**Provided entries:**
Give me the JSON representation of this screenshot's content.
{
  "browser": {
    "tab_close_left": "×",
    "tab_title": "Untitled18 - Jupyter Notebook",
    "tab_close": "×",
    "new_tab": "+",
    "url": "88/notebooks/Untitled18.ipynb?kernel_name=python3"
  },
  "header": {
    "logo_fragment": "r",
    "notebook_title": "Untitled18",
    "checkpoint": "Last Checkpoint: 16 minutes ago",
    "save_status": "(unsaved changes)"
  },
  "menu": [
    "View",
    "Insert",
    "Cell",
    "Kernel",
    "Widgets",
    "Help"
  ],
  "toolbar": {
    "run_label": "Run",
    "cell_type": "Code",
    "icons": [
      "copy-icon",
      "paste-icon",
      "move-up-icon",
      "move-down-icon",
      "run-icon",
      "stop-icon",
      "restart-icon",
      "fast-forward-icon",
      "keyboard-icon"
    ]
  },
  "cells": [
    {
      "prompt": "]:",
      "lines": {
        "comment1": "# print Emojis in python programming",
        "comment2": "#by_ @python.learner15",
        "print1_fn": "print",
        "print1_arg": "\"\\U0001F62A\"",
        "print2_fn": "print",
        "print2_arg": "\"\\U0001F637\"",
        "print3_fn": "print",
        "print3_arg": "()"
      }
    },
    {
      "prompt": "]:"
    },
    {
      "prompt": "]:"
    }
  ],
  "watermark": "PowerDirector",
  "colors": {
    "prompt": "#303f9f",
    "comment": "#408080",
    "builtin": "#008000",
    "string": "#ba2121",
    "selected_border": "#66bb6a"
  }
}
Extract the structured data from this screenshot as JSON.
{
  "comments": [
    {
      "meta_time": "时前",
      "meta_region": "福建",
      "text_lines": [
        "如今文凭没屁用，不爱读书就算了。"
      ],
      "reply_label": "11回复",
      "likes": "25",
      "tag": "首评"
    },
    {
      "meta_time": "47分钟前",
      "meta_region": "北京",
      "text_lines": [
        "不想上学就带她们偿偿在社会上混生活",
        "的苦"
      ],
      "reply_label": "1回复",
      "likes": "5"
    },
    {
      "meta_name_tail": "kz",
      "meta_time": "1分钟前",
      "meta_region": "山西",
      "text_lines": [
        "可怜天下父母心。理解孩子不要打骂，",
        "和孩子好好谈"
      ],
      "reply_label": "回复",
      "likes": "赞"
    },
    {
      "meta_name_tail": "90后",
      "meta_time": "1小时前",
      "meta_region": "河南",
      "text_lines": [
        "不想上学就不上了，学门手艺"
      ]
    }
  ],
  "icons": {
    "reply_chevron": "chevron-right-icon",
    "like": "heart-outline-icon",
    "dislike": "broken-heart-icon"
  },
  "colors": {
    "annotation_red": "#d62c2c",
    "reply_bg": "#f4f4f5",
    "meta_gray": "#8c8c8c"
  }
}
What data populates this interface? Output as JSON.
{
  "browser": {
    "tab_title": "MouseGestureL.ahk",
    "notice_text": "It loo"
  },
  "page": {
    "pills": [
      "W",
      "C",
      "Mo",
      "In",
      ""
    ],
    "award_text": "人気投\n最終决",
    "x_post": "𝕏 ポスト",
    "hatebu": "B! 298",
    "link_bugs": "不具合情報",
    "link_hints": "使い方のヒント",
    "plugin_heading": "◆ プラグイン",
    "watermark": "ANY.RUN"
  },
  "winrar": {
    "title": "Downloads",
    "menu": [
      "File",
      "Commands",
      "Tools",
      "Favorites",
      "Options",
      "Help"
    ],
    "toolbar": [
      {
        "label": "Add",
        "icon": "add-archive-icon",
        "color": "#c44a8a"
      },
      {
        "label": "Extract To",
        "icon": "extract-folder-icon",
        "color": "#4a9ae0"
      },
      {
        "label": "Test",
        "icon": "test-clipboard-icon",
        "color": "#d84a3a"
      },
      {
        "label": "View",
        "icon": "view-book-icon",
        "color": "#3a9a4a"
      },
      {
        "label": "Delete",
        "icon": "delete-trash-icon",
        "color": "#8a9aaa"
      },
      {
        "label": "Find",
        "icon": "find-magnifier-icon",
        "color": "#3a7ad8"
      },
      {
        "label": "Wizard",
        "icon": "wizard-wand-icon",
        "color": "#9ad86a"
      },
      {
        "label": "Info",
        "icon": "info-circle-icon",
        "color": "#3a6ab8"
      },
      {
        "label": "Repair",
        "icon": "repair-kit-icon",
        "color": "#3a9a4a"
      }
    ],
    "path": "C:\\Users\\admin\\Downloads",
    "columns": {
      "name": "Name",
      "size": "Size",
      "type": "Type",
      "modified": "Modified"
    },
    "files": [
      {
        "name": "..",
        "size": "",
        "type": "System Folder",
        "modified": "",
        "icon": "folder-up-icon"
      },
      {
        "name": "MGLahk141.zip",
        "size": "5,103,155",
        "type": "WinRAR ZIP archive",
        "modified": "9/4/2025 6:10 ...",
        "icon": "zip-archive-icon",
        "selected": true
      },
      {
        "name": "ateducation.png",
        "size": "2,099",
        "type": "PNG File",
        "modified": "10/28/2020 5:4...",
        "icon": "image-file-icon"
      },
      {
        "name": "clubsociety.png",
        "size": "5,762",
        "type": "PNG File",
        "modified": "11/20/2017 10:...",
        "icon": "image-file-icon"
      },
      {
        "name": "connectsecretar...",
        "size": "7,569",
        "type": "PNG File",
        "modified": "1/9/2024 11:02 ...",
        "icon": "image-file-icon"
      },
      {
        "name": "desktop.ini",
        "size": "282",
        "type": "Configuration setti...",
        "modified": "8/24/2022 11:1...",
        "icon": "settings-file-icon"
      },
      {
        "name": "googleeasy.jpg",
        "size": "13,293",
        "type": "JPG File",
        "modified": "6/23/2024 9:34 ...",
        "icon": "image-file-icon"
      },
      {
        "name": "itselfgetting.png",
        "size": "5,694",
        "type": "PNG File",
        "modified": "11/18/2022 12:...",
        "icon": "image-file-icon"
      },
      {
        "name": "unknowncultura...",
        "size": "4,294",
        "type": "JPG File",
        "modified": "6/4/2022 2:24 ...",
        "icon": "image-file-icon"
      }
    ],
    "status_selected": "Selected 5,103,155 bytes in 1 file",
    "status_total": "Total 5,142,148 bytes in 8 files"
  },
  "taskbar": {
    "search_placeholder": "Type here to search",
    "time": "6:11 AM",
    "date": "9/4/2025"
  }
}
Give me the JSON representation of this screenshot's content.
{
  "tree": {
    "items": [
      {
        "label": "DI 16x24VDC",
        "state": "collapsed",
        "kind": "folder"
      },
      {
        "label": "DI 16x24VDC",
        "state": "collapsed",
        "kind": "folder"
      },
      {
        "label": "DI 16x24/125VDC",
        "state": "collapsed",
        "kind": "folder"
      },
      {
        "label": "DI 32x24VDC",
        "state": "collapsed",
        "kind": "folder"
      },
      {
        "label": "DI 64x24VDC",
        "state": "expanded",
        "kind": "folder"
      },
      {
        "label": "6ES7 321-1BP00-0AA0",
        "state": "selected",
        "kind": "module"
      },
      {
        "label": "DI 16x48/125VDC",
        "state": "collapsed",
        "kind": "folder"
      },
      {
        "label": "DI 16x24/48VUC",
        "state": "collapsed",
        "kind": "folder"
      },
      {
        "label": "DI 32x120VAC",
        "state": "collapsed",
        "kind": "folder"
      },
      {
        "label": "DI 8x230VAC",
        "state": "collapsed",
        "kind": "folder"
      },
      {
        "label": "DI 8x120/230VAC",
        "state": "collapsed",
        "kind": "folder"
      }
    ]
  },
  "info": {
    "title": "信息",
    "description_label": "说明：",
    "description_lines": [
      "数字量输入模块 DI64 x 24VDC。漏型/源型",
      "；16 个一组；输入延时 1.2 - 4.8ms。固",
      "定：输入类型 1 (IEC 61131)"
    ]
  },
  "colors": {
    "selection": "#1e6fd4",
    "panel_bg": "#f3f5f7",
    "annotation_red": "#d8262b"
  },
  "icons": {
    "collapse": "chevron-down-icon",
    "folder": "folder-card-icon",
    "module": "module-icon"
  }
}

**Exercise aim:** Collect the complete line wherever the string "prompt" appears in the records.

**Reply:**
      "prompt": "]:",
      "prompt": "]:"
      "prompt": "]:"
    "prompt": "#303f9f",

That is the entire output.